He said the biopic, which was not authorised by the singer, was a “passion project” born out of growing up on the same streets.
He told the Press Association: “I grew up in Stretford in Manchester on the same street as Morrissey, The Smiths were my first love and I was always interested in who that voice was coming out of the speakers, especially on his early records.
“Once I started digging you realise there’s a really interesting story there so it is a very personal story for me.
“Every film has to be a passion project to some degree but I think this for me, it’s my first film, I wouldn’t say it was easy but getting to make a film about where I grew up, about something that I loved, it was comforting.”
Asked how he went about making a film about a living music icon, he added: “I think you have to show a great deal of respect.
“I think that’s very important and we have tried to be very respectful, but you’re also dealing with a character who comes to life on the page.
“So in that respect that was really exciting to try and develop who he might have been and try and make it more for people beyond the fanbase.”
Lowden, who starred in the BBC’s recent adaption of War And Peace, said it was great to be able to close the festival having grown up about 45 minutes away in the Scottish Borders.
He said he did not know what the singer would make of his portrayal, adding: “I think it’s true to what we had in front of us.
“You forget that it’s Morrissey, that’s how you do it. As soon as you’re aware that he’s iconic then even the way you put on a tie will be iconic. You just need to play a person.”

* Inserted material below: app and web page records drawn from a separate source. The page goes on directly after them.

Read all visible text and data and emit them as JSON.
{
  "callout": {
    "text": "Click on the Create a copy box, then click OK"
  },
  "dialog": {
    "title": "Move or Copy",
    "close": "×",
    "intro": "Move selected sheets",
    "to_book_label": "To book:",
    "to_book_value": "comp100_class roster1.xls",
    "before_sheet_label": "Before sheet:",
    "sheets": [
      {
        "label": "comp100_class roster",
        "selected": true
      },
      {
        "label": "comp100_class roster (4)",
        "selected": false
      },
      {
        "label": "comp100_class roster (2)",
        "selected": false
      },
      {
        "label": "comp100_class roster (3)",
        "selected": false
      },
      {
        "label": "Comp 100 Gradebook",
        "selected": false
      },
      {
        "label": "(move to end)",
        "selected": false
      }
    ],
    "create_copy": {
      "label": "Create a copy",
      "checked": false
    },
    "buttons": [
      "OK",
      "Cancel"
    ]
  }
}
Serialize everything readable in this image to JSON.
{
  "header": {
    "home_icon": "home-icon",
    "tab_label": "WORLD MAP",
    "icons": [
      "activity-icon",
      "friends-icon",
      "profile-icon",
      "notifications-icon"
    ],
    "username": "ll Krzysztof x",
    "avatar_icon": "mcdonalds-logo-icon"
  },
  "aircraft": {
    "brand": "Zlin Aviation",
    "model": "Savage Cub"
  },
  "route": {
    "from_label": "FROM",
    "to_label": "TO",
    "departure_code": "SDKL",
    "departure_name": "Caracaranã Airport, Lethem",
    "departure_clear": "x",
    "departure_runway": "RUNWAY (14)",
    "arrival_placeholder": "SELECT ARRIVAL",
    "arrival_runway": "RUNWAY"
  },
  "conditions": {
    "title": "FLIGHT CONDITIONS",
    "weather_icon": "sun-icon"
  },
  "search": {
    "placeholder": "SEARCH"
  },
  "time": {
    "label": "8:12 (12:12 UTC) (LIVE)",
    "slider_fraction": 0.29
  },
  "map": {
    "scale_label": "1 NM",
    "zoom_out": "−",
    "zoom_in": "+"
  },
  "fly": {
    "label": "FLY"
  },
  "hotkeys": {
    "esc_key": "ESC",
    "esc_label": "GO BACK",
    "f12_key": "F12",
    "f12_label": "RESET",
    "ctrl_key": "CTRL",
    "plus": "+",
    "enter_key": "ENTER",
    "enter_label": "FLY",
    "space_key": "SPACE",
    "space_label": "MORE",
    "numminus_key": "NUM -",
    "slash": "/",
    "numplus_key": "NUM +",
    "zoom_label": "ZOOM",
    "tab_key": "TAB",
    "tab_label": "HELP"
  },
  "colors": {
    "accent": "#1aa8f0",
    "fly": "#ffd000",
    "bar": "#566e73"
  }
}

Findlay, best known as Downton Abbey’s Lady Sybil, said it was “incredible” to be part of the festival’s finale.
She said: “It’s such an honour particularly with a film that’s so dynamic and exciting and sort of full of its own angst, that feels great. I love it here.”
Speaking about Sterling and her friendship with the singer, she added: “What a dream to be able to play a punk, feminist artist. Every word in that sentence is music to my ears, so that felt wonderful.
“What they end up doing is prolific but in that moment they are two people who are scared and excited by the world and they had a meeting of minds and it’s so rare when you meet someone who sparks you off like that creatively, and when you do you can’t let go of it.
“And there is a real force behind Linder seeing that in Steven and I think that’s beautiful and a wonderful way to tell that story.”